» **EXERCISE**
Your task is to find every line of the data that holds the string "Reductionism" and copy it.

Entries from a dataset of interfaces
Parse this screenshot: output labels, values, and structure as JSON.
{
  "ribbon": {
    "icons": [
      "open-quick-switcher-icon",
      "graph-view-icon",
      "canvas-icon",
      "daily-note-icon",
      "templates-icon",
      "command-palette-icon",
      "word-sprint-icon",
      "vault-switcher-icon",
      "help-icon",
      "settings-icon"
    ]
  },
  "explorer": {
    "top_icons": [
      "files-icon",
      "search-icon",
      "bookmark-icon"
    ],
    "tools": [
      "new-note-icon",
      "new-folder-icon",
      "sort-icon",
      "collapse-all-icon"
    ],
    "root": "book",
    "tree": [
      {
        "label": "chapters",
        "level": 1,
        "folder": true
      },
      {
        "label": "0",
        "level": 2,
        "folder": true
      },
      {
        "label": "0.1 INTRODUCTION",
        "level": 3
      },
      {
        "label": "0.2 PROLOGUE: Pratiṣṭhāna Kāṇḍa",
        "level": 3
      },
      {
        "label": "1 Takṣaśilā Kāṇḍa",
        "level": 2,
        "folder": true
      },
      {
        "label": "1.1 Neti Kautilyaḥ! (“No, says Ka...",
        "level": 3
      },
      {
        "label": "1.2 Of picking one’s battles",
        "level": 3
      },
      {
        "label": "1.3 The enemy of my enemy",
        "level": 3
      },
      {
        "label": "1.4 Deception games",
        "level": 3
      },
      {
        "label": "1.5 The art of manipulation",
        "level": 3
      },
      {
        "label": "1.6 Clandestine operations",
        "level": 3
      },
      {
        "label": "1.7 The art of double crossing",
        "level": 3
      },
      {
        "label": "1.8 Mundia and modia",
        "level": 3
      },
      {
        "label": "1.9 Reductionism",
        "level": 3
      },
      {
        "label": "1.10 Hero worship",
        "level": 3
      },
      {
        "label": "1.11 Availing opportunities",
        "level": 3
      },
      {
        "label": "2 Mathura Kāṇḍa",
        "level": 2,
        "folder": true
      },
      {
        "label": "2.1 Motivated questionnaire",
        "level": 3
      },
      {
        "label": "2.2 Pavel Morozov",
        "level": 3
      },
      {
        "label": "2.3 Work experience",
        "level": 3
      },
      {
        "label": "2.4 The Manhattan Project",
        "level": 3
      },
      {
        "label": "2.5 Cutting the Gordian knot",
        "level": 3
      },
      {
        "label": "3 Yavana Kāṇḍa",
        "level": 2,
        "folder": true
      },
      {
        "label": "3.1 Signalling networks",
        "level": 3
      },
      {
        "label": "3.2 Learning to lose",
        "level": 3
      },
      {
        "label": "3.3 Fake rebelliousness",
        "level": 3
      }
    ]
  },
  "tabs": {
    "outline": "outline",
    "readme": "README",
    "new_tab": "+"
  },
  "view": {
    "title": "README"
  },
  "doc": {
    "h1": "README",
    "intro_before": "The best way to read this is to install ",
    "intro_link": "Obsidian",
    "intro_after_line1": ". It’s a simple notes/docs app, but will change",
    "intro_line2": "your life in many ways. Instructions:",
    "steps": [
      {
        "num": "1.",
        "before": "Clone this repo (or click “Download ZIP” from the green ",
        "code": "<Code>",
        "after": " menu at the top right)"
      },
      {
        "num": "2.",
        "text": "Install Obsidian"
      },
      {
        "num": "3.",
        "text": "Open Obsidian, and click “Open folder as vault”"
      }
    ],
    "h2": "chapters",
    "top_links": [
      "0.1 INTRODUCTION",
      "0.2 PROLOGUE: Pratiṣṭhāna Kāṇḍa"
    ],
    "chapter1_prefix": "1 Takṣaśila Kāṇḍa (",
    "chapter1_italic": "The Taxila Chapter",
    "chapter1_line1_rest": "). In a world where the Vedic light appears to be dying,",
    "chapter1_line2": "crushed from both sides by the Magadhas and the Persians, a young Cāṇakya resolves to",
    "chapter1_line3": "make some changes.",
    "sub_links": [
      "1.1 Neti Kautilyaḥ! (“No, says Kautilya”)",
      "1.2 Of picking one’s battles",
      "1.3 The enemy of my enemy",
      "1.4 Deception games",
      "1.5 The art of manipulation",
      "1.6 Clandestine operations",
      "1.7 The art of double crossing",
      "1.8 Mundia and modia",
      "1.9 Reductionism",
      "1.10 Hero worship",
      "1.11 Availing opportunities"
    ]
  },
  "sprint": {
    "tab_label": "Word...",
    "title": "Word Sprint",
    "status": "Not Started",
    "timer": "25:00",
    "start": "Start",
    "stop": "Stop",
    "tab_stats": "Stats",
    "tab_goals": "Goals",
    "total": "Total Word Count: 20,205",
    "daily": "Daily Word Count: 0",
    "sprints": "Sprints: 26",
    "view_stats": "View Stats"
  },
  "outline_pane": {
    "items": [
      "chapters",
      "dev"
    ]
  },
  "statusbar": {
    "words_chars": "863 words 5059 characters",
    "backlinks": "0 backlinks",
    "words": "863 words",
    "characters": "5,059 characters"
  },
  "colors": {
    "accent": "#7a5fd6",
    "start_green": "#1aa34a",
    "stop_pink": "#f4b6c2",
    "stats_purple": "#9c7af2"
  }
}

» **YOUR SOLUTION**
        "label": "1.9 Reductionism",
      "1.9 Reductionism",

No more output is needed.